News ArticleJuly 11, 2008
Health Policy Initiative Celebrates World Population Day
|Women waiting outside a local reproductive health camp in India. Suneeta Sharma, 2007.|
July 11, 2008 marks the 40th World Population Day, a program of the United Nations Population Fund (UNFPA). Since its inception, the day has symbolized individuals’ basic right to decide and plan the number and timing of their children. This day recognizes that family planning contributes to addressing development challenges such as poverty, gender equality, maternal health, and human rights. Reducing unmet need for family planning is a strategy that can slow population growth and reduce demographic pressure, which can help countries lift themselves out of poverty.
An estimated 200 million women worldwide want to delay or avoid pregnancy but are not using safe and effective methods of family planning.
The USAID | Health Policy Initiative, Task Order 1 (HPI) works to improve the policy environment for a broad reproductive health agenda.
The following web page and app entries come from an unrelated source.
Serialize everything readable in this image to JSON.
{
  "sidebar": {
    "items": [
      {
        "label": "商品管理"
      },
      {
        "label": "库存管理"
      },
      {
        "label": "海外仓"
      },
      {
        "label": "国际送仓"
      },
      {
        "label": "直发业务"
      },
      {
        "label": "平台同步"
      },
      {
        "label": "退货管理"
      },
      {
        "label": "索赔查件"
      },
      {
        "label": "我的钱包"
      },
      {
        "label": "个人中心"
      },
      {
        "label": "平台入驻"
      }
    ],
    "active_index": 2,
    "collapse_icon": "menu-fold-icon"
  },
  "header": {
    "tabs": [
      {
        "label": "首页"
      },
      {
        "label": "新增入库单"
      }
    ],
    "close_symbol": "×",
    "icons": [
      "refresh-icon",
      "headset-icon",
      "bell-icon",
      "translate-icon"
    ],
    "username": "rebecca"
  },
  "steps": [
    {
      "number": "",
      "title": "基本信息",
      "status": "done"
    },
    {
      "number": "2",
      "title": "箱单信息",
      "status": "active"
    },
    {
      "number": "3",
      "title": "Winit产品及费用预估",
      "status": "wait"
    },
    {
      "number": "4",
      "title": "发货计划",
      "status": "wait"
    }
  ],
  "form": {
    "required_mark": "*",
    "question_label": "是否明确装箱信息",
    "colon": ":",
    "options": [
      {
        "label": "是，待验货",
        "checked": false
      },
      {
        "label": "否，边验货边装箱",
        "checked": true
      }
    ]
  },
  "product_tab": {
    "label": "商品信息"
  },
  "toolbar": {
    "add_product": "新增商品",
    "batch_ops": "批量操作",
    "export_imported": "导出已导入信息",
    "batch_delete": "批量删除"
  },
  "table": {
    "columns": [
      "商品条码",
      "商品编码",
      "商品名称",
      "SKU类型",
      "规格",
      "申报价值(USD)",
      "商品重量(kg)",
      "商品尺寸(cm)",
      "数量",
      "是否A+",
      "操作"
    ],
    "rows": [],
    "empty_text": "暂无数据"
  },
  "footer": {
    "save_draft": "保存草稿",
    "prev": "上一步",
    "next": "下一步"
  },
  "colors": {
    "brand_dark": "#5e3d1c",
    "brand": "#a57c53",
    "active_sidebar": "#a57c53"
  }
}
HPI has implemented a range of strategies to ensure that family planning receives adequate political support and funding.
Family Planning and Poverty Reduction
HPI created a guide designed to help family planning champions and other stakeholders promote the inclusion of family planning issues and programs into Poverty Reduction Strategy Papers (PRSPs). When countries recognize reducing unmet need as a strategy to reduce poverty, they express their commitment to devise, fund, and implement family planning initiatives. Read the guide, which highlights our success in Mali’s PRSP process.
Making Family Planning Part of the PRSP Process: A Guide for Incorporating Family Planning Programs into Poverty Reduction Strategy Papers
Contraceptive security (CS) is achieved when individuals have the ability to choose, obtain, and use contraceptives and condoms whenever they need them. HPI helps countries in the Latin America and Caribbean region achieve contraceptive security efficiently and equitably. HPI and DELIVER have prepared a series of documents that address challenges to achieving contraceptive security, including decentralization, meeting the needs of the poor, increasing private sector involvement, overcoming political barriers, financing, and sustainability of CS committees. To read more about our work in contraceptive security, read the brief: Approaches that Work: Contraceptive Security.
Achieving the MDGs
The Millennium Development Goals (MDGs) are set to be met by 2015, but many countries are not “on track” to meet the goals set out. HPI developed a benefit-cost analysis that found that meeting unmet need for family planning can reduce the cost of achieving the targets outlined in the MDGs by reducing the size of the target population groups. The project has applied the analysis in 31 countries, and created a series of briefs to use as advocacy tools for working with policymakers. To read more about our work related to the MDGs, visit our page on Achieving the MDGs: The Contribution of Family Planning.Read more...